The agreement has major implications for Kansas. Between 2008 and 2010, Kansas annually exported $25 million to consumers in Panama. Of Kansas' major agricultural exports, producers can expect the following reductions in tariffs:
Corn: Tariffs eliminated on a 298,000-ton tariff-rate quota. Additional tariffs to be phased out over the next 15 years.
Sorghum: Tariffs eliminated in five years.
Beef: Tariffs on prime and choice cuts eliminated immediately. Tariffs on other beef cuts to be phased out over the next 15 years.
Wheat: Zero tariff will become permanent. Wheat flour tariff eliminated in 12 years.
Soybeans (and soybean meal and crude soybean oil): Zero tariff will become permanent.
Pork: U.S. products including fresh and frozen pork cuts, pork fat and bacon, and processed pork will receive immediate duty-free access (though subject to tariff-rate quotas).
Congressman Huelskamp, who represents the First Congressional District of Kansas, one of the largest agricultural-producing districts in the nation, offered the following remarks about the U.S.-Panama Free Trade Agreement taking effect:

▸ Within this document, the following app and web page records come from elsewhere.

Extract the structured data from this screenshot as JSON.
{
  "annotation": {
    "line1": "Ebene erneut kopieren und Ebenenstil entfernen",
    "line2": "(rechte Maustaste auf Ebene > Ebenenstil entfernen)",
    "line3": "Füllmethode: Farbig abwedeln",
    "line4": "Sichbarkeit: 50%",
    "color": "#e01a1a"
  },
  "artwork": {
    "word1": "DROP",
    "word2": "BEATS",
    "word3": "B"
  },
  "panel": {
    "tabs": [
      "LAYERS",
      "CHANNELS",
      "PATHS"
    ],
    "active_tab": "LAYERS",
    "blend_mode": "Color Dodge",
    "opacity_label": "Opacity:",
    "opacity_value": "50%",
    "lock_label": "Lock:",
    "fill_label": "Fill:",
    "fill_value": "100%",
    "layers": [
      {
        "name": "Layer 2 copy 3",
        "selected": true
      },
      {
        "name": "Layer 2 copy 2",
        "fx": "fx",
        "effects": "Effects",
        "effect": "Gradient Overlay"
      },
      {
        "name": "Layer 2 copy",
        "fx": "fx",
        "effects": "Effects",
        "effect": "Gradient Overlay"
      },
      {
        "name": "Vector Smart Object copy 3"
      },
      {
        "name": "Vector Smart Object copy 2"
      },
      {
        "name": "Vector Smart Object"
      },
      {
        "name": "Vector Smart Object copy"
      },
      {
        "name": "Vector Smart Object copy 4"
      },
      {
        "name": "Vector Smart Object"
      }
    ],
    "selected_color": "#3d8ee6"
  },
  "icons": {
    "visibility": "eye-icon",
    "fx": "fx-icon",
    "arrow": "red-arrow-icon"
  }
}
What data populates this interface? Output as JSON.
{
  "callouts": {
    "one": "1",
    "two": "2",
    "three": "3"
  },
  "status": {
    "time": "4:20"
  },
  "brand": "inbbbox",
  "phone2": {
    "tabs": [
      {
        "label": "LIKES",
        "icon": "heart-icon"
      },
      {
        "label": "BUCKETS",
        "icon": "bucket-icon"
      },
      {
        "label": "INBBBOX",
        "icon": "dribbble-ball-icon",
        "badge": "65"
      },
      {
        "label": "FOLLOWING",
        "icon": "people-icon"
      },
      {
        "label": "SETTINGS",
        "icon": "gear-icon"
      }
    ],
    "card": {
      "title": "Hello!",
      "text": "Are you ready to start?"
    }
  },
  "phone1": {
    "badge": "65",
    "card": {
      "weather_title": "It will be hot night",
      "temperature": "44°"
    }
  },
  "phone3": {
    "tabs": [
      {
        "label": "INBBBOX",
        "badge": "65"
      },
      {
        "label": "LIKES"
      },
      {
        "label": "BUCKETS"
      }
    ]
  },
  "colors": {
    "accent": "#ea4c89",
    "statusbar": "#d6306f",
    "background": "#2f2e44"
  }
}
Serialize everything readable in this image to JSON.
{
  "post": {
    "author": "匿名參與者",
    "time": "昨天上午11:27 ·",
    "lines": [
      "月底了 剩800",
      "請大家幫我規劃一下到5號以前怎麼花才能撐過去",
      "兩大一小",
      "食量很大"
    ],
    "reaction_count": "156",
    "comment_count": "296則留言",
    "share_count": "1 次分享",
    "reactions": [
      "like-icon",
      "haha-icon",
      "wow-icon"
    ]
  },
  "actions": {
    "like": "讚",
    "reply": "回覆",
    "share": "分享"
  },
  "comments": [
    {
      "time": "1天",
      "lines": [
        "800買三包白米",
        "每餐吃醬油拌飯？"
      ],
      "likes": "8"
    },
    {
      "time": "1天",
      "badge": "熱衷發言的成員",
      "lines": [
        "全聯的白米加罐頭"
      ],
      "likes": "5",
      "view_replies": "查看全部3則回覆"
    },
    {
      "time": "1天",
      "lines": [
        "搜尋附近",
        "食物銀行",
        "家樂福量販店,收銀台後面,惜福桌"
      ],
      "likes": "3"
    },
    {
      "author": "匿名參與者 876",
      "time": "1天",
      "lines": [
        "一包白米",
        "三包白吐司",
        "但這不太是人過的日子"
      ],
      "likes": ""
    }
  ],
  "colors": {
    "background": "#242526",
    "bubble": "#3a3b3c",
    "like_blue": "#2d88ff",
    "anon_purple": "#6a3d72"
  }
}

"The execution of the U.S.-Panama Free Trade Agreement is a big win for Kansas farmers and ranchers. Freer trade in a freer market benefits all, including producers, consumers, and taxpayers. These recent agreements with Colombia, Panama, and Korea should be seen as a starting point -- not the finish line -- in America's trade agenda. Across the globe, incomes are rising; any chance we forego to sell to consumers with more purchasing power is our loss and another nation's gain. In the 113th Congress, I look forward to considering additional agreements that will expand further market access for U.S. producers."